Virat Kohli has opened up about his state of mind during the 2014 England tour, which saw him accumulating a total of 134 runs in 10 innings while being a bunny to James Anderson.
Easily the lowest point of his professional career, Kohli’s technique was scrutinized so much as well his ability. Credit to him, he overcame that phase and put up a show in the subsequent Australia tour, and the next time he was in England, but that time, he was in a state of constant berating.
Speaking about the same in Mark Nicholas’ Not Just Cricket podcast, Kohli stated that it was not a great feeling to wake up knowing that you won’t be able to score runs, adding that he felt like I was the loneliest guy in the world.
“It’s not a great feeling to wake up knowing that you won’t be able to score runs and I think all batsmen have felt that at some stage that you are not in control of anything at all,” Kohli said about his mental state at the time.
“You just don’t understand how to get over it. That was a phase when I literally couldn’t do anything to overturn things. I felt like I was the loneliest guy in the world.”
“Personally, for me that was a revelation that you could feel that lonely even though you a part of a big group. Won’t say I didn’t have people who I could speak to but not having a professional to speak to who could understand what I am going through completely, I think is a huge factor.”

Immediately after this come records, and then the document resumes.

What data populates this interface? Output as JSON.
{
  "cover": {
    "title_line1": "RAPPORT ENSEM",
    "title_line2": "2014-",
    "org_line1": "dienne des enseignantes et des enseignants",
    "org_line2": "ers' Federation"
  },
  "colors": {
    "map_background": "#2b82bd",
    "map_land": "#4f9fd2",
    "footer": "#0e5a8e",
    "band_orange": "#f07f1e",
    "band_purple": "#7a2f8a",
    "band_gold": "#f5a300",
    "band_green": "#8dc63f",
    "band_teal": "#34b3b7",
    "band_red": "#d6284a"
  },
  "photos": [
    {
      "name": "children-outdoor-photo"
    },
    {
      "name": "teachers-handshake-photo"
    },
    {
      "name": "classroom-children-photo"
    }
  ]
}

Kohli suggests people ask for help during depression
Virat Kohli’s Royal Challengers Bangalore was the only team in the entire IPL who was carrying a psychologist with the squad to the UAE and Kohli stated that asking for help to a professional would be of massive help.
“I think I would like to see it change. Someone whom you can go to at any stage, have a conversation around and say ‘Listen this is what I am feeling, I am finding it hard to even go to sleep, I feel like I don’t want to wake up in the morning. I have no confidence in myself, what do I do?’
“Lot of people suffer with that feeling for longer periods of time, it carries on for months, it carries on for a whole cricket season, people are not able to get out of it. I strongly feel the need for professional help [to be] there to be very honest.”